## The problem:
Lines in the listing below that include the word "screenshot" need to be copied.
*****
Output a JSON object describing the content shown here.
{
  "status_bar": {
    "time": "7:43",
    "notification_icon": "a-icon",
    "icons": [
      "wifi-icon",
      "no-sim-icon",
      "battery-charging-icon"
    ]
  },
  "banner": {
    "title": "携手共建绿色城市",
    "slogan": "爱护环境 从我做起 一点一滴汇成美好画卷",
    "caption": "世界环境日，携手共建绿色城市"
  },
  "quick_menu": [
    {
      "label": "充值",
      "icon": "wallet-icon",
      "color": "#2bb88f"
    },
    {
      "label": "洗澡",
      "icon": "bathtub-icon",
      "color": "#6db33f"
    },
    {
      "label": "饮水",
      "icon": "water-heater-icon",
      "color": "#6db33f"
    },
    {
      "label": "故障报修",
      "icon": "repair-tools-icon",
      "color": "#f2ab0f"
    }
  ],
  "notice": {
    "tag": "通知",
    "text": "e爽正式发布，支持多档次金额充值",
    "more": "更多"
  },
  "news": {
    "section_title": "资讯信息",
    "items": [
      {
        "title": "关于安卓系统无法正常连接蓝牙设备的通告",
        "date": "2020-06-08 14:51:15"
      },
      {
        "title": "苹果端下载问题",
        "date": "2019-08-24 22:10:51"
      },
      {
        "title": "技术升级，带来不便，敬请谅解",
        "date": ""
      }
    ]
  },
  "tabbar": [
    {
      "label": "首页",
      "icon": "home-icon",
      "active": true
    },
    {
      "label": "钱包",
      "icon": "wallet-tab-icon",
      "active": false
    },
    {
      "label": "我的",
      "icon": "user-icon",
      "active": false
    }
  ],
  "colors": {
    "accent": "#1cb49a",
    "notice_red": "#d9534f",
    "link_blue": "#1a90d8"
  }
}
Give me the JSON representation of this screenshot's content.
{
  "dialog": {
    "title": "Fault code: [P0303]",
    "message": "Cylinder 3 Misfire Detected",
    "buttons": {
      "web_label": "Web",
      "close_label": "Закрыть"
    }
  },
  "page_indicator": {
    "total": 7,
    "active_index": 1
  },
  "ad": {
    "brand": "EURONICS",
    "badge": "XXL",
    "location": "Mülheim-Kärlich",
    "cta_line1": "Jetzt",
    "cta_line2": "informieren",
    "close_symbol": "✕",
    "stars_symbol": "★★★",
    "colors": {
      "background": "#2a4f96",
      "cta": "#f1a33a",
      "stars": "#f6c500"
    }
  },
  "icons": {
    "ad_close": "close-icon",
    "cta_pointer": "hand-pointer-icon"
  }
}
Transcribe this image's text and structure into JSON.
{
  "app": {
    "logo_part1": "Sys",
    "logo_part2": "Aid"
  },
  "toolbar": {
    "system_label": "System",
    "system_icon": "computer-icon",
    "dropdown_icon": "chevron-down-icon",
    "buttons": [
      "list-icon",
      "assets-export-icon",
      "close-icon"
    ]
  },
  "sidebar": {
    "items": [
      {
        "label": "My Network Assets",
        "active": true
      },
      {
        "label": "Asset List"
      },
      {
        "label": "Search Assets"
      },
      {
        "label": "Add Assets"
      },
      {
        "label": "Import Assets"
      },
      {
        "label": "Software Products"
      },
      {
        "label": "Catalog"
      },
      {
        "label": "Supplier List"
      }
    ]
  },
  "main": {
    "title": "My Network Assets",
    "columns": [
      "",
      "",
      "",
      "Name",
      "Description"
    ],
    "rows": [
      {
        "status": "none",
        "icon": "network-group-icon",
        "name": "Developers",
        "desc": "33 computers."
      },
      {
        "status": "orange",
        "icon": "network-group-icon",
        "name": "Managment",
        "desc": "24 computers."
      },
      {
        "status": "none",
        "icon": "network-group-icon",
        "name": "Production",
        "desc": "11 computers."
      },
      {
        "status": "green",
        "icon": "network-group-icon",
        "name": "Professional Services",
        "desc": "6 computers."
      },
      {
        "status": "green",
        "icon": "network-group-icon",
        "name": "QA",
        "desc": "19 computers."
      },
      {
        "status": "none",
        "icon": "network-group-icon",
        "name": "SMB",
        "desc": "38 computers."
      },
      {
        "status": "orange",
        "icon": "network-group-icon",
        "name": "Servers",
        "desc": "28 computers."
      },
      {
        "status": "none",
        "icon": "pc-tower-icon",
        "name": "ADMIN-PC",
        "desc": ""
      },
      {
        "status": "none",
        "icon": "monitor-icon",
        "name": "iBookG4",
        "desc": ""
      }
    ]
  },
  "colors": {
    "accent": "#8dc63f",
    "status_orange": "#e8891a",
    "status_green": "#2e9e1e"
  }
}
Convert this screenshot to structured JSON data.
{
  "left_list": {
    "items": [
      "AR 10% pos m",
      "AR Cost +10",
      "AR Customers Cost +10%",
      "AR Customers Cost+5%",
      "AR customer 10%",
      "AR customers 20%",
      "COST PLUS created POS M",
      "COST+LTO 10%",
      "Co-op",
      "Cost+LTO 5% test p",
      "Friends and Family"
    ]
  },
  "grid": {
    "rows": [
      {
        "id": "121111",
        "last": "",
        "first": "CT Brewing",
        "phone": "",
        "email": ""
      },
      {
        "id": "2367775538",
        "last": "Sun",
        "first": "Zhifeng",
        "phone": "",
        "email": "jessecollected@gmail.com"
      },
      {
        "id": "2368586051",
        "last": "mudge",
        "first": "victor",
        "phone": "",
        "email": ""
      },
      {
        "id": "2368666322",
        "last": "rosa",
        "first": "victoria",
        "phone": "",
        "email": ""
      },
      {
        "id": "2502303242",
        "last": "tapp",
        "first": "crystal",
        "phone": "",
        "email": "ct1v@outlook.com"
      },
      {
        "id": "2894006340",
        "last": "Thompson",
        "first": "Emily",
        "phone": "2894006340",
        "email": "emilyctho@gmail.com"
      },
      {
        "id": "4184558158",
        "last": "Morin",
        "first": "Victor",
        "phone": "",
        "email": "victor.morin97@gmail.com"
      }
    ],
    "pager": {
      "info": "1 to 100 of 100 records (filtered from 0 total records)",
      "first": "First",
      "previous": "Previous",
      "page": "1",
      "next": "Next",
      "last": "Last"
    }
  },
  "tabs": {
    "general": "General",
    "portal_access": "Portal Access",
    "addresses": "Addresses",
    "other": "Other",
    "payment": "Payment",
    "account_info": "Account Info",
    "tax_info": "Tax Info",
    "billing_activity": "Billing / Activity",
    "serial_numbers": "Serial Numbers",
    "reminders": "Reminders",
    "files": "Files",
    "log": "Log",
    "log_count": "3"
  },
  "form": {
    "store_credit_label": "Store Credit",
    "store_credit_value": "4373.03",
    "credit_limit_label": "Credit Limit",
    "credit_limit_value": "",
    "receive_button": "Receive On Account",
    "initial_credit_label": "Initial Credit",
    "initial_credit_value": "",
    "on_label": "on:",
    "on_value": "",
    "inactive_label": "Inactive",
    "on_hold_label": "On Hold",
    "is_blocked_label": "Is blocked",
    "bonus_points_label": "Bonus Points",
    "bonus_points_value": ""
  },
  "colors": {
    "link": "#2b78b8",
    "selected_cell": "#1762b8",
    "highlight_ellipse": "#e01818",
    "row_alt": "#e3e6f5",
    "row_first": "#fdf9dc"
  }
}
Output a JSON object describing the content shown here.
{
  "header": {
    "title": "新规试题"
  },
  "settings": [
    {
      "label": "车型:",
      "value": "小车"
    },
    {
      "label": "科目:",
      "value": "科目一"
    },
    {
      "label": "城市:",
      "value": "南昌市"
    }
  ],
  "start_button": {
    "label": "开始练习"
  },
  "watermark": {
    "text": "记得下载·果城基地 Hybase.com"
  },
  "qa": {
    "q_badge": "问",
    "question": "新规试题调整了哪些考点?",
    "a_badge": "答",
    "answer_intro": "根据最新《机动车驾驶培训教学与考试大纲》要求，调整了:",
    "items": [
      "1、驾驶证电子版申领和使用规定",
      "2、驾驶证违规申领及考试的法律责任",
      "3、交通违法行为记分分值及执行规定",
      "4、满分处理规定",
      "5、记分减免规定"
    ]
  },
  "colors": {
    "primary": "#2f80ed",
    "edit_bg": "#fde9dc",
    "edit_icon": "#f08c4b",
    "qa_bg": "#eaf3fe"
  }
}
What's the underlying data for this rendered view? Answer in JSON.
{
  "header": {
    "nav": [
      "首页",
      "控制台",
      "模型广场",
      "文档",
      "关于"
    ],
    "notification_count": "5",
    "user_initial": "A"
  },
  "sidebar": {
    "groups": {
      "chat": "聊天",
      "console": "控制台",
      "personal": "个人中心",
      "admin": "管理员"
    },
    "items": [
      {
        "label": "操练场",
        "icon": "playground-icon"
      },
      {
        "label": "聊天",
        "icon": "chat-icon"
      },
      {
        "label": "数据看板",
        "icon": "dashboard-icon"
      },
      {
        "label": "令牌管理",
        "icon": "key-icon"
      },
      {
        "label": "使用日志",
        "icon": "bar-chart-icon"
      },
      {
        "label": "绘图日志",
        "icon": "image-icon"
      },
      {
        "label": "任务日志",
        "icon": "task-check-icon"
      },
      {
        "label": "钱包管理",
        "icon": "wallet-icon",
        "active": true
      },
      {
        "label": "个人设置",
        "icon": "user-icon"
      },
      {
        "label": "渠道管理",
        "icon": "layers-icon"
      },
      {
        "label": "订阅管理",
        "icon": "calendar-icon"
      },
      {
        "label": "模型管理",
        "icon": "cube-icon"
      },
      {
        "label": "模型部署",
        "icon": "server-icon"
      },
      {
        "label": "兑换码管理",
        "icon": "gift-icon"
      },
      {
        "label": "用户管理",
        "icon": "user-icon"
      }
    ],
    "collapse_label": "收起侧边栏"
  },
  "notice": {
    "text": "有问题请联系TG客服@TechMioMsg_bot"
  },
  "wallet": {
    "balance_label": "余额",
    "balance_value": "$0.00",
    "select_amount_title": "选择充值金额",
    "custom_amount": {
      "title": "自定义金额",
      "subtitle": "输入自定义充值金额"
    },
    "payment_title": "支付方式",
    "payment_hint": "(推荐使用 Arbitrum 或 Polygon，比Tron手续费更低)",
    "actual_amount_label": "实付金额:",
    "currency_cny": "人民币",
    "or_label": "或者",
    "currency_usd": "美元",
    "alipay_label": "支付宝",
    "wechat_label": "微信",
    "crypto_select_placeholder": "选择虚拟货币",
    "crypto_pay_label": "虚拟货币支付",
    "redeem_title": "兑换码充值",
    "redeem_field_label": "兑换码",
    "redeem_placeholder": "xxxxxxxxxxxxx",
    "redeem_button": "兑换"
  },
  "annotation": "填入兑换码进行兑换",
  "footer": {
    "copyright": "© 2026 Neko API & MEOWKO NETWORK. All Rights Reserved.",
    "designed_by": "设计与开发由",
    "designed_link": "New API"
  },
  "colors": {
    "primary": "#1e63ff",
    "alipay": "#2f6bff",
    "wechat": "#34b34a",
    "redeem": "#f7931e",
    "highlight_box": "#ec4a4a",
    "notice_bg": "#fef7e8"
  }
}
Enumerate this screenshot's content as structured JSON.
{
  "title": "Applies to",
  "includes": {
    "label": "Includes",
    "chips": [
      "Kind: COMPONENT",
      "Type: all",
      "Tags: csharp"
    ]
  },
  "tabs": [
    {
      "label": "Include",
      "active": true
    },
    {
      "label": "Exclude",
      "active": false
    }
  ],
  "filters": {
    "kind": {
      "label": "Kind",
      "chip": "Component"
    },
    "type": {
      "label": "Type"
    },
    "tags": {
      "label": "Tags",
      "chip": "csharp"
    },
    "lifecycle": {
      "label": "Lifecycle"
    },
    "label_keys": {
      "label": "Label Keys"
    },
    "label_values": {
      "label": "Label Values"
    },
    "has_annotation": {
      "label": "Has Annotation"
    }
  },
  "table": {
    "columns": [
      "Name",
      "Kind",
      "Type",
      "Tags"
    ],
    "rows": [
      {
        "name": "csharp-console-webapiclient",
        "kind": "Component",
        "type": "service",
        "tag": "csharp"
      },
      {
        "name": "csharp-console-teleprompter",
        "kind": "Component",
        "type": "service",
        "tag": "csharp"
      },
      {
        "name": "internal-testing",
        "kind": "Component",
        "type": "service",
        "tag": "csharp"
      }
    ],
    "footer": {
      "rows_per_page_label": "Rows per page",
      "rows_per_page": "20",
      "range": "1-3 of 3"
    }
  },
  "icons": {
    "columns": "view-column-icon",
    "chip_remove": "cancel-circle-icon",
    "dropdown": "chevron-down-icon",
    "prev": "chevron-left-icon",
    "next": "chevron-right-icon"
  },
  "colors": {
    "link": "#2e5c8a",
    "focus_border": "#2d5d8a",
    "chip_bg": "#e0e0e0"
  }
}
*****
## Result:
Give me the JSON representation of this screenshot's content.
Convert this screenshot to structured JSON data.
Enumerate this screenshot's content as structured JSON.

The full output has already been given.